[Given data — start]

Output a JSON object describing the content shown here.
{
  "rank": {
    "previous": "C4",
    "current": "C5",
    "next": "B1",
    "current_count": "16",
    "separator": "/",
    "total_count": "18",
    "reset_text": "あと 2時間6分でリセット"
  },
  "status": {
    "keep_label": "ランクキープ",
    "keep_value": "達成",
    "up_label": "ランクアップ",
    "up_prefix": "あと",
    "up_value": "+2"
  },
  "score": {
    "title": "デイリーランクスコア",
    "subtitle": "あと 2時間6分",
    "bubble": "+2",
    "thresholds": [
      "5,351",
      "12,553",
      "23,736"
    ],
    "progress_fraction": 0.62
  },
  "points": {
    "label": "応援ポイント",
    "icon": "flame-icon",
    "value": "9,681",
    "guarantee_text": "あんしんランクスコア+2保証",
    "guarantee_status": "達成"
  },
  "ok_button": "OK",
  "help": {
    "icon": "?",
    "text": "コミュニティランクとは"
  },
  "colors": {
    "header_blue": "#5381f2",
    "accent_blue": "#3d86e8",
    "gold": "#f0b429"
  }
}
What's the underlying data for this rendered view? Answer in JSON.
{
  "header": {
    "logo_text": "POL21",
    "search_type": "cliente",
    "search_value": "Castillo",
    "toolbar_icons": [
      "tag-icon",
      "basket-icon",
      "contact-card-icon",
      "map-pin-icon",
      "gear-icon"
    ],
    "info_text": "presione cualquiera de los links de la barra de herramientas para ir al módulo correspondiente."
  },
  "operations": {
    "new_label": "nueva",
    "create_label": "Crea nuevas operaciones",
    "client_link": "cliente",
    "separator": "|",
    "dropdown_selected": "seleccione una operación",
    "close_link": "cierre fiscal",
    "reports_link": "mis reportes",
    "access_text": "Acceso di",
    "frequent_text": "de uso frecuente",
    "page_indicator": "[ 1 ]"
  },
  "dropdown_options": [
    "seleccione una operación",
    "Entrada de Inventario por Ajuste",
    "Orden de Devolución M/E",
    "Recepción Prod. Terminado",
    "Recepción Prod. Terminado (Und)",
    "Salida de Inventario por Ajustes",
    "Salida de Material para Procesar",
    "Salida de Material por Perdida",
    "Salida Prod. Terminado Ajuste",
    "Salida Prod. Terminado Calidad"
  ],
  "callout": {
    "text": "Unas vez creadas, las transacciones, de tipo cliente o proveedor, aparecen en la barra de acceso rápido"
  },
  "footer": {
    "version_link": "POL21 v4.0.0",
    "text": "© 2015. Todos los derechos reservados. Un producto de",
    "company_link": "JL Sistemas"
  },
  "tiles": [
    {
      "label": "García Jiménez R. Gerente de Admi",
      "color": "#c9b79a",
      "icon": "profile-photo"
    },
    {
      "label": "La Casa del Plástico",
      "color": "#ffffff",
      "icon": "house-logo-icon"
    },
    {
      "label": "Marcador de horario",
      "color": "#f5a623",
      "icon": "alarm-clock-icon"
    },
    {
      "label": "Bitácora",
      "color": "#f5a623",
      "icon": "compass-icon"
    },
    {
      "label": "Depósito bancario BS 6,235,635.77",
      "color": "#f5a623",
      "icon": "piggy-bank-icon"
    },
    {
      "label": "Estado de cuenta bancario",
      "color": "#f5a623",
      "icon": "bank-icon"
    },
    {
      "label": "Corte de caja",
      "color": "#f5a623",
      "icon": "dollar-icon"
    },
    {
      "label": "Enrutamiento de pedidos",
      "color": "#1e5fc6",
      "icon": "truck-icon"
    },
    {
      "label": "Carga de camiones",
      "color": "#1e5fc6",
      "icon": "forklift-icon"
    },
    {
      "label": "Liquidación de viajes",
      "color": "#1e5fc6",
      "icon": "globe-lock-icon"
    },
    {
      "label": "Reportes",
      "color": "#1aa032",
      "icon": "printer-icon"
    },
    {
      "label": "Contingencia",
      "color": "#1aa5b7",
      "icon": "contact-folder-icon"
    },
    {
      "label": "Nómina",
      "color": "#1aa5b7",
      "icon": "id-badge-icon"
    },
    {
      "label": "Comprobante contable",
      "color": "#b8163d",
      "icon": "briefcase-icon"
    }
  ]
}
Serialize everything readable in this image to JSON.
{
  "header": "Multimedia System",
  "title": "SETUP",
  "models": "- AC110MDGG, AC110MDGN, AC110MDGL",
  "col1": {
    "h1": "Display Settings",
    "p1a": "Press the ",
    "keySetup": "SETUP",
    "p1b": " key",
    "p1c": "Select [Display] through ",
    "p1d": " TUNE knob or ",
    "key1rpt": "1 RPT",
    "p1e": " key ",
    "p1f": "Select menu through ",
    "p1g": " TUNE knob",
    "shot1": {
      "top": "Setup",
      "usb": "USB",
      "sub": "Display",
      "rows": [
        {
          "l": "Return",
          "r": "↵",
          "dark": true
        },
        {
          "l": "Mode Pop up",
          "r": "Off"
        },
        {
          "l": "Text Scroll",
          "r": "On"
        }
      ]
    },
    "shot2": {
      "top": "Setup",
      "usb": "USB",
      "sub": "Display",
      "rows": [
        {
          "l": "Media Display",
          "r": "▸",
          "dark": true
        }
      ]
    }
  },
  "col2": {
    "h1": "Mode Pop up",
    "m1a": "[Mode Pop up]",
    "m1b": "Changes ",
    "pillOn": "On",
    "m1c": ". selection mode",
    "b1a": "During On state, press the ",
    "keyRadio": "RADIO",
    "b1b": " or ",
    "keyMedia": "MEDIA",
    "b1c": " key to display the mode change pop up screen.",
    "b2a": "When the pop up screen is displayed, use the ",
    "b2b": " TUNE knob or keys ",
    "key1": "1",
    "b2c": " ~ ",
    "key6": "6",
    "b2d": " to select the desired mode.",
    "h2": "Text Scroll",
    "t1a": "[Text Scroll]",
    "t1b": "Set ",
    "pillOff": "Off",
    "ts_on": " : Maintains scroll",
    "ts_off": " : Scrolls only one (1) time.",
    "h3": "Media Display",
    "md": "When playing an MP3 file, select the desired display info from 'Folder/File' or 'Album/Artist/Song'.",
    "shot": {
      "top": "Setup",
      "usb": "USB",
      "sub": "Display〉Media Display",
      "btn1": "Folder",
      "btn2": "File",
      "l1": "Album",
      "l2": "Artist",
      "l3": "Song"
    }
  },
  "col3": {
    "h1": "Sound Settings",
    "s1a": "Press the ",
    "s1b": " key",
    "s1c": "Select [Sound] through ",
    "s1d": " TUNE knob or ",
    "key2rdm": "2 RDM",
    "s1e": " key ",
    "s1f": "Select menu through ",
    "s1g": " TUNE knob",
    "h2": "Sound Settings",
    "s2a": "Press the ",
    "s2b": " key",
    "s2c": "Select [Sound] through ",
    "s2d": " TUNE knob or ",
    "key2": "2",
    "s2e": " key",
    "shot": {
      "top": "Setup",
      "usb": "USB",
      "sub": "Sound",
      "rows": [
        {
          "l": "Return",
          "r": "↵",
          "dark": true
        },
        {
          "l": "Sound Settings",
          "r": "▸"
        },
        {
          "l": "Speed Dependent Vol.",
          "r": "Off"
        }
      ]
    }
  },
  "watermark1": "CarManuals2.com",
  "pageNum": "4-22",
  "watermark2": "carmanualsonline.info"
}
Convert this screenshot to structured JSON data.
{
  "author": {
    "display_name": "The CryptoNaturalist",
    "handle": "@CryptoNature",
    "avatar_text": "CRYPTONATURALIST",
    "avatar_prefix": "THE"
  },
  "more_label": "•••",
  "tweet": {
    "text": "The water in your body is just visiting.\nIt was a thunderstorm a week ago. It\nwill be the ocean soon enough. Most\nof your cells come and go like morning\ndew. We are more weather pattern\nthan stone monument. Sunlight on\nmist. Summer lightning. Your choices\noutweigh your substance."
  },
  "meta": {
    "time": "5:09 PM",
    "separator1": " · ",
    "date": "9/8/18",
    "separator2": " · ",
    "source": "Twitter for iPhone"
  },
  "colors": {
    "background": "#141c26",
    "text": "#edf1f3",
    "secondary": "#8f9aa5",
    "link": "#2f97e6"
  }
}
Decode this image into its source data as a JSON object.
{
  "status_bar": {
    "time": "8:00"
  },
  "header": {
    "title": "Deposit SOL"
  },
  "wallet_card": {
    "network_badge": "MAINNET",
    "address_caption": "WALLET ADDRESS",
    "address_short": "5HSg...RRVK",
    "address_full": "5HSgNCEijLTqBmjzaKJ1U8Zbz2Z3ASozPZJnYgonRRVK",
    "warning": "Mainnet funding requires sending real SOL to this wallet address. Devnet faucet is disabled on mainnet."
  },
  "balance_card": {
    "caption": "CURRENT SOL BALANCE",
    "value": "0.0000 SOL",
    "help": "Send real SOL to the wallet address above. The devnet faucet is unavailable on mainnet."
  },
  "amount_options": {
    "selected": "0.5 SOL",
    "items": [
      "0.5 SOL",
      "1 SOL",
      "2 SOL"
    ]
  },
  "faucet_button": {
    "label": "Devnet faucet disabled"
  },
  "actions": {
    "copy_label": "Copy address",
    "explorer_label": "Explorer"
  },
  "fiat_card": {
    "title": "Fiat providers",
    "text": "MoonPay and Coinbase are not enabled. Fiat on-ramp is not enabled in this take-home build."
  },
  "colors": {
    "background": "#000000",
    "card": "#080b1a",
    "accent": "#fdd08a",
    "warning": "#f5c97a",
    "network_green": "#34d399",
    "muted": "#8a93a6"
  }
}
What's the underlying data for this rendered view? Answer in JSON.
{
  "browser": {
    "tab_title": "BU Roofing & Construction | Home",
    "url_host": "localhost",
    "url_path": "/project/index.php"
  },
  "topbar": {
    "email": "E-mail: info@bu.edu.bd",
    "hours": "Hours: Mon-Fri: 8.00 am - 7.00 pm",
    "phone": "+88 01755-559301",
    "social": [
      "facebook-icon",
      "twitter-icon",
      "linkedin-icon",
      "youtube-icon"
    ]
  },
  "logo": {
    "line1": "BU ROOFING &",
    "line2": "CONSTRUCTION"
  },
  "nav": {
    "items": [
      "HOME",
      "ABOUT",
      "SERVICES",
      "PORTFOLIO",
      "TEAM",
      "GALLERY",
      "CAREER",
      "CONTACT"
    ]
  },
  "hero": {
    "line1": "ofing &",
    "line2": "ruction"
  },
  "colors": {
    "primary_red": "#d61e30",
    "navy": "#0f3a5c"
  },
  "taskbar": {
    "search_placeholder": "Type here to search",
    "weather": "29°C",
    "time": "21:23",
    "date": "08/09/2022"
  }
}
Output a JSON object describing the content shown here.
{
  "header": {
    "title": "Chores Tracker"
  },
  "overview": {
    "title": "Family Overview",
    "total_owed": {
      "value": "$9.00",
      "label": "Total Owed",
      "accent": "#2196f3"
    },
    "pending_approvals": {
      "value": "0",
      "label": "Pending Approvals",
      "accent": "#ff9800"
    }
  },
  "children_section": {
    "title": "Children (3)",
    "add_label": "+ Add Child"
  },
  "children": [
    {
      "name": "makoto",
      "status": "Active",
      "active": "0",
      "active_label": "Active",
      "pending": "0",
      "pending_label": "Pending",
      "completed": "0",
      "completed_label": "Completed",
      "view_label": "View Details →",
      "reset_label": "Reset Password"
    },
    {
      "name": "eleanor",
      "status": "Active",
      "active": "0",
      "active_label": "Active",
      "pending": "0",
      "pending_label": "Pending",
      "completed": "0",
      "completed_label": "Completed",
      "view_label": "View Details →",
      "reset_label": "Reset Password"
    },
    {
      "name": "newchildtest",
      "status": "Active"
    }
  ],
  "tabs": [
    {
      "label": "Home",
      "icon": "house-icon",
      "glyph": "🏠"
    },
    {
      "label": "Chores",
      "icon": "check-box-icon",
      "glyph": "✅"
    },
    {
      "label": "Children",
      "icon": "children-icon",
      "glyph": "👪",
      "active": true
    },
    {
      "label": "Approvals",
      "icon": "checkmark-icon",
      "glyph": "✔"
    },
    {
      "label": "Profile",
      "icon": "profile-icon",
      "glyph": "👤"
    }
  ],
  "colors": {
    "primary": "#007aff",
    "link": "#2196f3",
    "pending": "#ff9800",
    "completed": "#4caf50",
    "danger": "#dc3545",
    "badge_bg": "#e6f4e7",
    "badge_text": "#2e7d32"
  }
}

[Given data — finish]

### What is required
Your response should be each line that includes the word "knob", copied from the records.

### Solution for this task
    "p1d": " TUNE knob or ",
    "p1g": " TUNE knob",
    "b2b": " TUNE knob or keys ",
    "s1d": " TUNE knob or ",
    "s1g": " TUNE knob",
    "s2d": " TUNE knob or ",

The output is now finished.